··· Stored data ···

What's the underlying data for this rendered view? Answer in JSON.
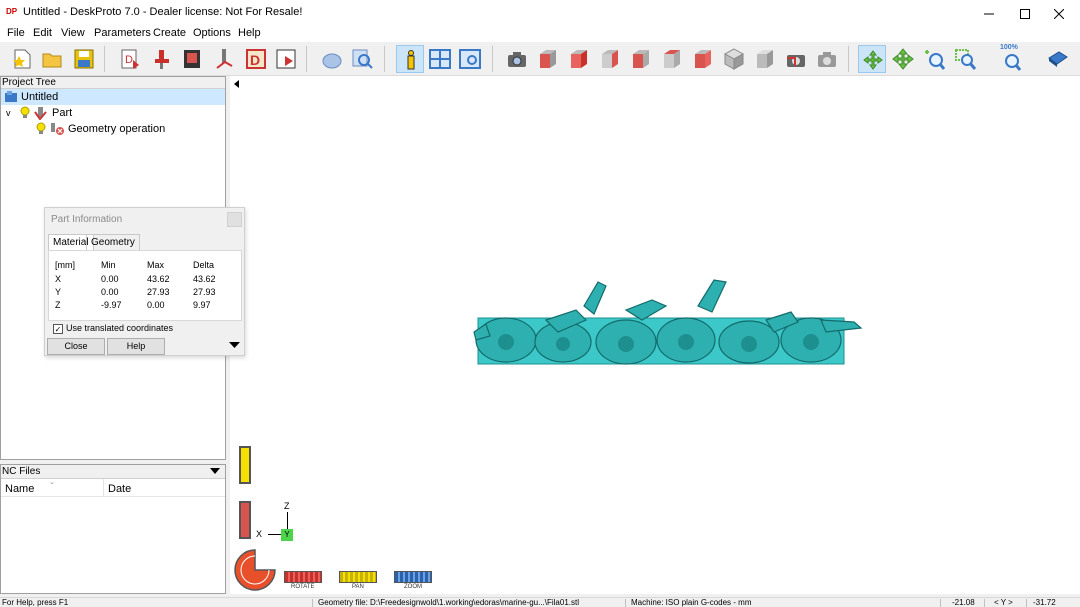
{
  "window": {
    "app_icon": "DP",
    "title": "Untitled - DeskProto 7.0 - Dealer license: Not For Resale!",
    "minimize_icon": "minimize-icon",
    "maximize_icon": "maximize-icon",
    "close_icon": "close-icon"
  },
  "menu": [
    "File",
    "Edit",
    "View",
    "Parameters",
    "Create",
    "Options",
    "Help"
  ],
  "toolbar": {
    "zoom_100": "100%",
    "icons": [
      "new-project-icon",
      "open-project-icon",
      "save-project-icon",
      "part-parameters-icon",
      "operation-parameters-icon",
      "machine-parameters-icon",
      "tool-icon",
      "drill-icon",
      "write-nc-icon",
      "simulate-icon",
      "preview-icon",
      "info-icon",
      "layout-icon",
      "viewport-icon",
      "render-icon",
      "view-front-icon",
      "view-back-icon",
      "view-left-icon",
      "view-right-icon",
      "view-top-icon",
      "view-bottom-icon",
      "view-iso-icon",
      "view-side-icon",
      "refresh-view-icon",
      "previous-view-icon",
      "rotate-icon",
      "pan-icon",
      "zoom-icon",
      "zoom-window-icon",
      "zoom-100-icon",
      "help-book-icon"
    ]
  },
  "project_tree": {
    "header": "Project Tree",
    "root": "Untitled",
    "part": "Part",
    "operation": "Geometry operation"
  },
  "part_info": {
    "title": "Part Information",
    "tabs": [
      "Material",
      "Geometry"
    ],
    "columns": [
      "[mm]",
      "Min",
      "Max",
      "Delta"
    ],
    "rows": [
      [
        "X",
        "0.00",
        "43.62",
        "43.62"
      ],
      [
        "Y",
        "0.00",
        "27.93",
        "27.93"
      ],
      [
        "Z",
        "-9.97",
        "0.00",
        "9.97"
      ]
    ],
    "checkbox_label": "Use translated coordinates",
    "checkbox_checked": true,
    "close_label": "Close",
    "help_label": "Help"
  },
  "nc_files": {
    "header": "NC Files",
    "col_name": "Name",
    "col_date": "Date"
  },
  "viewport": {
    "axis_z": "Z",
    "axis_x": "X",
    "axis_y": "Y",
    "model_color": "#3cc8c8",
    "mode_buttons": [
      "ROTATE",
      "PAN",
      "ZOOM"
    ]
  },
  "status": {
    "help": "For Help, press F1",
    "geometry_file": "Geometry file: D:\\Freedesignwold\\1.working\\edoras\\marine-gu...\\Fila01.stl",
    "machine": "Machine: ISO plain G-codes - mm",
    "coord_x": "-21.08",
    "coord_axis": "< Y >",
    "coord_y": "-31.72"
  }
}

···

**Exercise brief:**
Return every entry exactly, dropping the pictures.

**Result for this exercise:**
What's the underlying data for this rendered view? Answer in JSON.
{
  "window": {
    "app_icon": "DP",
    "title": "Untitled - DeskProto 7.0 - Dealer license: Not For Resale!",
    "minimize_icon": "minimize-icon",
    "maximize_icon": "maximize-icon",
    "close_icon": "close-icon"
  },
  "menu": [
    "File",
    "Edit",
    "View",
    "Parameters",
    "Create",
    "Options",
    "Help"
  ],
  "toolbar": {
    "zoom_100": "100%",
    "icons": [
      "new-project-icon",
      "open-project-icon",
      "save-project-icon",
      "part-parameters-icon",
      "operation-parameters-icon",
      "machine-parameters-icon",
      "tool-icon",
      "drill-icon",
      "write-nc-icon",
      "simulate-icon",
      "preview-icon",
      "info-icon",
      "layout-icon",
      "viewport-icon",
      "render-icon",
      "view-front-icon",
      "view-back-icon",
      "view-left-icon",
      "view-right-icon",
      "view-top-icon",
      "view-bottom-icon",
      "view-iso-icon",
      "view-side-icon",
      "refresh-view-icon",
      "previous-view-icon",
      "rotate-icon",
      "pan-icon",
      "zoom-icon",
      "zoom-window-icon",
      "zoom-100-icon",
      "help-book-icon"
    ]
  },
  "project_tree": {
    "header": "Project Tree",
    "root": "Untitled",
    "part": "Part",
    "operation": "Geometry operation"
  },
  "part_info": {
    "title": "Part Information",
    "tabs": [
      "Material",
      "Geometry"
    ],
    "columns": [
      "[mm]",
      "Min",
      "Max",
      "Delta"
    ],
    "rows": [
      [
        "X",
        "0.00",
        "43.62",
        "43.62"
      ],
      [
        "Y",
        "0.00",
        "27.93",
        "27.93"
      ],
      [
        "Z",
        "-9.97",
        "0.00",
        "9.97"
      ]
    ],
    "checkbox_label": "Use translated coordinates",
    "checkbox_checked": true,
    "close_label": "Close",
    "help_label": "Help"
  },
  "nc_files": {
    "header": "NC Files",
    "col_name": "Name",
    "col_date": "Date"
  },
  "viewport": {
    "axis_z": "Z",
    "axis_x": "X",
    "axis_y": "Y",
    "model_color": "#3cc8c8",
    "mode_buttons": [
      "ROTATE",
      "PAN",
      "ZOOM"
    ]
  },
  "status": {
    "help": "For Help, press F1",
    "geometry_file": "Geometry file: D:\\Freedesignwold\\1.working\\edoras\\marine-gu...\\Fila01.stl",
    "machine": "Machine: ISO plain G-codes - mm",
    "coord_x": "-21.08",
    "coord_axis": "< Y >",
    "coord_y": "-31.72"
  }
}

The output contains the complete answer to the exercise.